Erlang logo
User's Guide
Reference Manual
Release Notes

Reference Manual
Version 3.1

Expand All
Contract All

Table of Contents





The Erlang code linter.


This module is used to check Erlang code for illegal syntax and other bugs. It also warns against coding practices that are not recommended.

The errors detected include:

  • Redefined and undefined functions
  • Unbound and unsafe variables
  • Illegal record use

The warnings detected include:

  • Unused functions and imports
  • Unused variables
  • Variables imported into matches
  • Variables exported from if/case/receive
  • Variables shadowed in funs and list comprehensions

Some of the warnings are optional, and can be turned on by specifying the appropriate option, described below.

The functions in this module are invoked automatically by the Erlang compiler. There is no reason to invoke these functions separately unless you have written your own Erlang compiler.


error_info() = {erl_anno:line(), module(), error_description()}

error_description() = term()


format_error(ErrorDescriptor) -> io_lib:chars()


ErrorDescriptor = error_description()

Takes an ErrorDescriptor and returns a string that describes the error or warning. This function is usually called implicitly when processing an ErrorInfo structure (see section Error Information).

is_guard_test(Expr) -> boolean()

Tests if Expr is a legal guard test. Expr is an Erlang term representing the abstract form for the expression. erl_parse:parse_exprs(Tokens) can be used to generate a list of Expr.

module(AbsForms) -> {ok, Warnings} | {error, Errors, Warnings}
module(AbsForms, FileName) ->
          {ok, Warnings} | {error, Errors, Warnings}

module(AbsForms, FileName, CompileOptions) ->
          {ok, Warnings} | {error, Errors, Warnings}


FileName = atom() | string()
CompileOptions = [compile:option()]
Warnings = [{file:filename(), [ErrorInfo]}]
Errors = [{FileName2 :: file:filename(), [ErrorInfo]}]
ErrorInfo = error_info()

Checks all the forms in a module for errors. It returns:


There are no errors in the module.


There are errors in the module.

As this module is of interest only to the maintainers of the compiler, and to avoid the same description in two places, the elements of Options that control the warnings are only described in the compile(3) module.

AbsForms of a module, which comes from a file that is read through epp, the Erlang preprocessor, can come from many files. This means that any references to errors must include the filename, see the epp(3) module or parser (see the erl_parse(3) module). The returned errors and warnings have the following format:

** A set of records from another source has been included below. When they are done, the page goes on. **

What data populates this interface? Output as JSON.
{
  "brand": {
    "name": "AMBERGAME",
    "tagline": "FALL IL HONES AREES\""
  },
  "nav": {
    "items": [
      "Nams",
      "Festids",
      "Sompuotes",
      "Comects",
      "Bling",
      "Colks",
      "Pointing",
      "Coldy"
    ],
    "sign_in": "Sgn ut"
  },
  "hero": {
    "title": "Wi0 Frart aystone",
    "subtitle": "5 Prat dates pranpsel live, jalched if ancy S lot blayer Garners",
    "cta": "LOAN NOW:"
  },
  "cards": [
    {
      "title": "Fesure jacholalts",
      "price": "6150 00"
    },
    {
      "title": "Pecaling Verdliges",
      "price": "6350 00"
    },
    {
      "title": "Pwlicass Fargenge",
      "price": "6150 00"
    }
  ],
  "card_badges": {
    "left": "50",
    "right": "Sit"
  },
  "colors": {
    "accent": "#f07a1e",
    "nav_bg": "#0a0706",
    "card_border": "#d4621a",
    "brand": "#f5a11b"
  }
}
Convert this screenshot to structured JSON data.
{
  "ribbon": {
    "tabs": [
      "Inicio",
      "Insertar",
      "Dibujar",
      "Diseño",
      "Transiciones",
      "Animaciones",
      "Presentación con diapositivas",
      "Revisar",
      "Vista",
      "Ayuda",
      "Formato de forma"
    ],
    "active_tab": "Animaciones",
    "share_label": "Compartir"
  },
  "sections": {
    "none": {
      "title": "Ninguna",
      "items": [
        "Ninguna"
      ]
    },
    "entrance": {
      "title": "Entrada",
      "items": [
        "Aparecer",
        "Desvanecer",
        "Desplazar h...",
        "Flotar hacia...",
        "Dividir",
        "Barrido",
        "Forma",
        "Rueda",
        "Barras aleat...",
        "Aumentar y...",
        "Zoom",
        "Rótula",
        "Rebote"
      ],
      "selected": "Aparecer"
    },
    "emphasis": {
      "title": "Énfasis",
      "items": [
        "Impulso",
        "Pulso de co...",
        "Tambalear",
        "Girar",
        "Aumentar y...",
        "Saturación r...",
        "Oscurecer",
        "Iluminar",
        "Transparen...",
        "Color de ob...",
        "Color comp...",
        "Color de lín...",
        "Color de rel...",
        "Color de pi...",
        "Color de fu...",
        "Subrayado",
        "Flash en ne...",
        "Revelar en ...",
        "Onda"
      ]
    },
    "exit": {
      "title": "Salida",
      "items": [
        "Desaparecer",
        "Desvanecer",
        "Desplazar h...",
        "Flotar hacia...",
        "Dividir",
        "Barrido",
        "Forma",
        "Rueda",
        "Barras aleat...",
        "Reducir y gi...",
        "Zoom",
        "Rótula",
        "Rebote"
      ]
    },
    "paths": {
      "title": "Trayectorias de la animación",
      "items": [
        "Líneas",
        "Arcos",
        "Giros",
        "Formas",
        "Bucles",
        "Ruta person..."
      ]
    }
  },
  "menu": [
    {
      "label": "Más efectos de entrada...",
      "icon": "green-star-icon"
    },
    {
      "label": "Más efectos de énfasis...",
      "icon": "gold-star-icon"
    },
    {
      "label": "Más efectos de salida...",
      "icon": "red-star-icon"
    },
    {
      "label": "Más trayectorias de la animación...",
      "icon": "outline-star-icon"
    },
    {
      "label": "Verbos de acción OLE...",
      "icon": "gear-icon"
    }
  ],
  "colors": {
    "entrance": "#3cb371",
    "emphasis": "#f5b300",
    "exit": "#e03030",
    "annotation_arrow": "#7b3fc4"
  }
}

The errors and warnings are listed in the order in which they are encountered in the forms. The errors from one file can therefore be split into different entries in the list of errors.

Error Information

ErrorInfo is the standard ErrorInfo structure that is returned from all I/O modules. The format is as follows:

{ErrorLine, Module, ErrorDescriptor}

A string describing the error is obtained with the following call:


See Also